From the listing below, pull out the lines that hold "Block".

* **Task material**
== Segment start ==
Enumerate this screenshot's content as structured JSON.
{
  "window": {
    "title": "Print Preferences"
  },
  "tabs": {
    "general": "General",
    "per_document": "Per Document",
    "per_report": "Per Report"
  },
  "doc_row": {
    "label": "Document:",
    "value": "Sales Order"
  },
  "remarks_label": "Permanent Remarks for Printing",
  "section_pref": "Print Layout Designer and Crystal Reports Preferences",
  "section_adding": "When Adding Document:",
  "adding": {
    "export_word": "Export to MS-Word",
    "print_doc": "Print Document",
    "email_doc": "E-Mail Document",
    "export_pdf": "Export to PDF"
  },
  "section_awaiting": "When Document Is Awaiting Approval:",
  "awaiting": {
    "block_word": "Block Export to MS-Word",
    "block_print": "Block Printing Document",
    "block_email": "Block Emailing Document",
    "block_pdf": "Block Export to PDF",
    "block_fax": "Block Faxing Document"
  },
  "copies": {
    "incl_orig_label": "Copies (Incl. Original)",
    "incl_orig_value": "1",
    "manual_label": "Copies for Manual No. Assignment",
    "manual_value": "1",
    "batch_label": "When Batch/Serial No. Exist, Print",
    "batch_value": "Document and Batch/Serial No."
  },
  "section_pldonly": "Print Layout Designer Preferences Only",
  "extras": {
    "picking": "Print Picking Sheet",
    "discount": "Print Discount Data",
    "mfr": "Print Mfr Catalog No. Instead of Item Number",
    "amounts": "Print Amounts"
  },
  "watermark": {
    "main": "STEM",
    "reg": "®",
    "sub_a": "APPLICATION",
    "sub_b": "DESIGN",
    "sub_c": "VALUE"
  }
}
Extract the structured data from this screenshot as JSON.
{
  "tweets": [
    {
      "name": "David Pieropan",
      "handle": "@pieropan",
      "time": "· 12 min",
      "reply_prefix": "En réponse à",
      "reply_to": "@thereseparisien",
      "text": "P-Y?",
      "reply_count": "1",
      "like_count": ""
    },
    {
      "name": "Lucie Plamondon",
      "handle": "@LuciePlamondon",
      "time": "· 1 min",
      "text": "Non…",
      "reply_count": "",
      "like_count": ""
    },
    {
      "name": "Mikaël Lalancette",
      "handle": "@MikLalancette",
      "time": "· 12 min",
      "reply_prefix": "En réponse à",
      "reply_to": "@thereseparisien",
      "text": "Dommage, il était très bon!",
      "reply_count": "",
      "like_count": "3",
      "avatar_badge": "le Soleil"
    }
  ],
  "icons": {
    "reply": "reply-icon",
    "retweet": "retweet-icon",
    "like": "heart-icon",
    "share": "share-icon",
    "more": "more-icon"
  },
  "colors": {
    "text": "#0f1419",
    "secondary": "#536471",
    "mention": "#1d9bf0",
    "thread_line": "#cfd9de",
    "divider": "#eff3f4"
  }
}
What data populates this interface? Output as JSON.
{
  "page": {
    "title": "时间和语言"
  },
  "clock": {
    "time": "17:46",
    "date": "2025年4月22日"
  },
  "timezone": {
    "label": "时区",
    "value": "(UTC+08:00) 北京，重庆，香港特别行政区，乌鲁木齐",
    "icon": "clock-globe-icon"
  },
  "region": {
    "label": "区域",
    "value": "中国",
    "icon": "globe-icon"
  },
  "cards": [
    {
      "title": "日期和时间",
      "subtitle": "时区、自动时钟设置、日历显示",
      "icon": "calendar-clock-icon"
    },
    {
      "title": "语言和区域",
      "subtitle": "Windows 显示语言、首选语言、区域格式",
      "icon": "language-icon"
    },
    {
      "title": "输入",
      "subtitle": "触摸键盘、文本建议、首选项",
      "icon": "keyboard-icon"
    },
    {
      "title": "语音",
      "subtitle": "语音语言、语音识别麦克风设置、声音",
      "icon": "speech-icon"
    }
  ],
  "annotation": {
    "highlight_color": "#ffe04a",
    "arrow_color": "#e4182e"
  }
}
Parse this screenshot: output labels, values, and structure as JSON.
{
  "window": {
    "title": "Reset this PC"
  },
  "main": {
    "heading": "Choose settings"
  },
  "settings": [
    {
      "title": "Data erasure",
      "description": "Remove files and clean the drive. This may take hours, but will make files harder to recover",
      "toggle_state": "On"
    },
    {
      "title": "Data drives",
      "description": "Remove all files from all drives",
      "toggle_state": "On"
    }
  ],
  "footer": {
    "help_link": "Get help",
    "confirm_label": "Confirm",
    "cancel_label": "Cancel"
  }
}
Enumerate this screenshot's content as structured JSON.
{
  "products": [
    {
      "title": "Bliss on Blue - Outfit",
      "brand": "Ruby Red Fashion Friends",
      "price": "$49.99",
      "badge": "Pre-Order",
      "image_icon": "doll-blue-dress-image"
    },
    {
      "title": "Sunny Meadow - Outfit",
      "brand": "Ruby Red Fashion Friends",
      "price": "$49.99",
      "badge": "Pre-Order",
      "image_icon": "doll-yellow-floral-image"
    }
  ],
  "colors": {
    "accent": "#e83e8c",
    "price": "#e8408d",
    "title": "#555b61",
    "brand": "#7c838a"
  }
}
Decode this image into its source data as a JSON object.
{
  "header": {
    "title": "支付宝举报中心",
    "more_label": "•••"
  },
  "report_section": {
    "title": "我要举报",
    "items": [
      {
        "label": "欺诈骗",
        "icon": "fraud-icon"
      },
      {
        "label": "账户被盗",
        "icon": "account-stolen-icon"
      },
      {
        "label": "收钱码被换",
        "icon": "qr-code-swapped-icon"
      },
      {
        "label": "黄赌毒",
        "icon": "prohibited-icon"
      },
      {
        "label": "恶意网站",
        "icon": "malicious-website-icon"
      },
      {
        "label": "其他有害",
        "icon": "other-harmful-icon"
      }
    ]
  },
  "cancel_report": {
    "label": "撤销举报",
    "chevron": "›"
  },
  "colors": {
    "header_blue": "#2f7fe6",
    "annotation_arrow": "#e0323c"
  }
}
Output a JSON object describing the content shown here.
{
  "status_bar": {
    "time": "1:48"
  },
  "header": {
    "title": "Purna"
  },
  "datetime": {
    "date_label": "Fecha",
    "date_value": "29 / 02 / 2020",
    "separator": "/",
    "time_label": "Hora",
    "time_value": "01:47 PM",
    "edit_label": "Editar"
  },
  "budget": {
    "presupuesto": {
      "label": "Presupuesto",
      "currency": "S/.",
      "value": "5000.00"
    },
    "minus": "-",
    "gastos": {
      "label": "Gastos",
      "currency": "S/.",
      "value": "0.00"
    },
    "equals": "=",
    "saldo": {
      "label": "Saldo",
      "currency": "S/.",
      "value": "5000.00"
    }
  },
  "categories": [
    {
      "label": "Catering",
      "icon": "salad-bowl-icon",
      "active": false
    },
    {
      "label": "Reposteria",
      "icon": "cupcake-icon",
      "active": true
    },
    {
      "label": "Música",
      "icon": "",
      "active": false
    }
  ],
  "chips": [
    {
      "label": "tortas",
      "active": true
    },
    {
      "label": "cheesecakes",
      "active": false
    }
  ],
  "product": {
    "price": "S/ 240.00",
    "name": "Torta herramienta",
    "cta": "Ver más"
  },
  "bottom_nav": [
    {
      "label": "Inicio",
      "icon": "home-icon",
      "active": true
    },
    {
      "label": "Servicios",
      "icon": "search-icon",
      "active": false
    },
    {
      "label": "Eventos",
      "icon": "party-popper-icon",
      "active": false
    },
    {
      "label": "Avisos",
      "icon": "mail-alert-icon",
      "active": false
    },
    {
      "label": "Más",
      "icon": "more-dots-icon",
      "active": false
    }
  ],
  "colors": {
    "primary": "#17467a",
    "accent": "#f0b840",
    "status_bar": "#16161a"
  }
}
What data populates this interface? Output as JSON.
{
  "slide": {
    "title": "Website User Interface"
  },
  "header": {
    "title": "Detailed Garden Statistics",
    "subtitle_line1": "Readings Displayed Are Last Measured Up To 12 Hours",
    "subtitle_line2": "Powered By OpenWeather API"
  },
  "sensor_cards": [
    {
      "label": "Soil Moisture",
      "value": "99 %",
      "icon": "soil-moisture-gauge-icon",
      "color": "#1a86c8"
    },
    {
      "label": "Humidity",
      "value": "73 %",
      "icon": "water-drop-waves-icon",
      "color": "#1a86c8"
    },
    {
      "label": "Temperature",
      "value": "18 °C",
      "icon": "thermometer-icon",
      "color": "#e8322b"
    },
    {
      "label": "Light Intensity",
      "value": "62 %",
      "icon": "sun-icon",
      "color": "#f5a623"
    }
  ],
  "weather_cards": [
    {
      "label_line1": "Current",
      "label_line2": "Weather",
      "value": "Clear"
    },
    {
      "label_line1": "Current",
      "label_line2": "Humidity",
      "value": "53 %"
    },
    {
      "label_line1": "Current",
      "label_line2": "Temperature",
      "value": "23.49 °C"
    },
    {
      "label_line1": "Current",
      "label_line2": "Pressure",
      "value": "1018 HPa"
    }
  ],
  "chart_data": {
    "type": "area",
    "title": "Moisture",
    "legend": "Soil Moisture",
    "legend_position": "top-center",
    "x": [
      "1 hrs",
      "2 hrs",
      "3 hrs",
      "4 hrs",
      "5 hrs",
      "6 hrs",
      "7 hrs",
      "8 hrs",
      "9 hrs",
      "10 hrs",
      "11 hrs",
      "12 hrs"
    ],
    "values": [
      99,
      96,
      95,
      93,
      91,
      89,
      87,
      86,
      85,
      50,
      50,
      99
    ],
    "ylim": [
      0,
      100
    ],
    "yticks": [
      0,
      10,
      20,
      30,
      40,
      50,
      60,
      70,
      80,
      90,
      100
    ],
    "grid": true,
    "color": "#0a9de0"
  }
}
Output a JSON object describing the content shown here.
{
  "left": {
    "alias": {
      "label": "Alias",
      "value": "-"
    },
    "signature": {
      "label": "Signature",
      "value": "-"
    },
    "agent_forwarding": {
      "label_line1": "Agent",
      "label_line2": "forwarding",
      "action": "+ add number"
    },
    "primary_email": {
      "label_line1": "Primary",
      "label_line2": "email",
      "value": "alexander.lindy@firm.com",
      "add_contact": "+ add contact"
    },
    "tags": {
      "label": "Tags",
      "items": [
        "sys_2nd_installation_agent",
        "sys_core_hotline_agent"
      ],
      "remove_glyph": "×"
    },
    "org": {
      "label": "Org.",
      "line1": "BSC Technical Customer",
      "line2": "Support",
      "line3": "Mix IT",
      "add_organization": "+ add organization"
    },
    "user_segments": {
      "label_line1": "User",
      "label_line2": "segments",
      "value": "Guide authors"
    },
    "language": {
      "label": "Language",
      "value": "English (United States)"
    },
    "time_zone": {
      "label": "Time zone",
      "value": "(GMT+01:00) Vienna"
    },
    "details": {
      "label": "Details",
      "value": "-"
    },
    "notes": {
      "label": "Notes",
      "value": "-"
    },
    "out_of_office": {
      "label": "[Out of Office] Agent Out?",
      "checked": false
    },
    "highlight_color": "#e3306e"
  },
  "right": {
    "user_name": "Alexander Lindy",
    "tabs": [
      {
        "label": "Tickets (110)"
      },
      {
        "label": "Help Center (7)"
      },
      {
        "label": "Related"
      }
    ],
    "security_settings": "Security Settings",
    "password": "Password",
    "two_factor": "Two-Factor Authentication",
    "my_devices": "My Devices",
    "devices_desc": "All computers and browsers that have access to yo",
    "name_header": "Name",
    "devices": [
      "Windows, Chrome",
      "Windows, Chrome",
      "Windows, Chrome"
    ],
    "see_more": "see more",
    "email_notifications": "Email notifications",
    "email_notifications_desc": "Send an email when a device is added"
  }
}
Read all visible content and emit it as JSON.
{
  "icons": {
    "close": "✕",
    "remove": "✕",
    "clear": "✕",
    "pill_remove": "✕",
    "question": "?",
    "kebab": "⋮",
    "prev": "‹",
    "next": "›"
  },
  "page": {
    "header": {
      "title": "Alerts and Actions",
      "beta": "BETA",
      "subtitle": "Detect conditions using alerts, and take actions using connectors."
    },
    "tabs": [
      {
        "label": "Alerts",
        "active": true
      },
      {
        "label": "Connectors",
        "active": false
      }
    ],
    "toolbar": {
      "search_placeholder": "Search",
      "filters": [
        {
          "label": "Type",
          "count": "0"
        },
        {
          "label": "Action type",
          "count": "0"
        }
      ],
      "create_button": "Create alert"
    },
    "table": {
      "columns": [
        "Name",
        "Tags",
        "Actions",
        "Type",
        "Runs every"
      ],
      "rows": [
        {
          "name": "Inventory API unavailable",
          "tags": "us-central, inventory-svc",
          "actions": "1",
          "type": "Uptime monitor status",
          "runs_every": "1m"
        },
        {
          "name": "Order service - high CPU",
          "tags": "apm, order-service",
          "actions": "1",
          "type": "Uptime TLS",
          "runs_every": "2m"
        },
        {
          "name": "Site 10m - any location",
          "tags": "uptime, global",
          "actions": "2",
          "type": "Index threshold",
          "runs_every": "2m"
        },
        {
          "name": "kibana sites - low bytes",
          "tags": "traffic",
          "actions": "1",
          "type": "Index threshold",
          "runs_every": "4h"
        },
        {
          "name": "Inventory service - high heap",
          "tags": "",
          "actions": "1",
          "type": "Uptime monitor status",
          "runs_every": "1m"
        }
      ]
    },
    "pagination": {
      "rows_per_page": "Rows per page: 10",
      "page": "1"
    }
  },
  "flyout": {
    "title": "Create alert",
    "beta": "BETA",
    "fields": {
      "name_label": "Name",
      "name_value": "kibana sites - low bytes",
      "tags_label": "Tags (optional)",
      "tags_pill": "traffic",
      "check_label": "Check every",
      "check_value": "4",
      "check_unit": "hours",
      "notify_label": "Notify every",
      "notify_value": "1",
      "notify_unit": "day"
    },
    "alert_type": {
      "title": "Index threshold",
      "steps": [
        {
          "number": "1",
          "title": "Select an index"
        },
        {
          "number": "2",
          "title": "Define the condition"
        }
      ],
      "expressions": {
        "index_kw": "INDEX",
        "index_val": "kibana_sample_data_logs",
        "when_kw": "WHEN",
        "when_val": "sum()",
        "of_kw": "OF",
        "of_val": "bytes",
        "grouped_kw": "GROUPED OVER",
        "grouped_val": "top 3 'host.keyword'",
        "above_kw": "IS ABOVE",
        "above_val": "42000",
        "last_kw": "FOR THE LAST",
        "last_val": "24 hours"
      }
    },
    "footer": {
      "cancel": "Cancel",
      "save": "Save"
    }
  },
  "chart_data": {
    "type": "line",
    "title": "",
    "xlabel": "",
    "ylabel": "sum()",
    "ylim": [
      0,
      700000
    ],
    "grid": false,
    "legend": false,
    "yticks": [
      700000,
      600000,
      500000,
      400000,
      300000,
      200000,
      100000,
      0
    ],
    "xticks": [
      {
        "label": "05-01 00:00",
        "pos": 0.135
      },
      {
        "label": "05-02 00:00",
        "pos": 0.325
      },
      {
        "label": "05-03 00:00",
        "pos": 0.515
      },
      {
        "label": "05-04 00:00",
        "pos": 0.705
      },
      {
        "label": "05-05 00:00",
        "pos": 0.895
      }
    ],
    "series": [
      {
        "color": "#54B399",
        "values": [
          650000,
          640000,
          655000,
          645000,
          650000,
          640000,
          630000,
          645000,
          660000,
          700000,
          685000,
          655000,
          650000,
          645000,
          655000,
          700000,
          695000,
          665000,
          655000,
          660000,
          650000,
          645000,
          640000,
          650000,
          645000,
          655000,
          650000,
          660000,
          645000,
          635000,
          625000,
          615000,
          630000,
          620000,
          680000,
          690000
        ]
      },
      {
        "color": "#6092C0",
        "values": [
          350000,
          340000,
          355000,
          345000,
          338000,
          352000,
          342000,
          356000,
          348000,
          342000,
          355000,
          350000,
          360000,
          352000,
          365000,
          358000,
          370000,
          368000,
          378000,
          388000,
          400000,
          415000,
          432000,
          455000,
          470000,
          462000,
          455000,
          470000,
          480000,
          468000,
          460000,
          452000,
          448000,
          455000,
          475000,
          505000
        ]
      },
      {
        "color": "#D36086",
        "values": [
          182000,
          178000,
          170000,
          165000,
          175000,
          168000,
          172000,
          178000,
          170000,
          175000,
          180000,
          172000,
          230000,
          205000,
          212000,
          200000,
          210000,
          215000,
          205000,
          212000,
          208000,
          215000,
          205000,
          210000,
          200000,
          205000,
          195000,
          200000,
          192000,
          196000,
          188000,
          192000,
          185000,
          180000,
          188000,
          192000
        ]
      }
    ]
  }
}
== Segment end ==
* **Solution**
    "block_word": "Block Export to MS-Word",
    "block_print": "Block Printing Document",
    "block_email": "Block Emailing Document",
    "block_pdf": "Block Export to PDF",
    "block_fax": "Block Faxing Document"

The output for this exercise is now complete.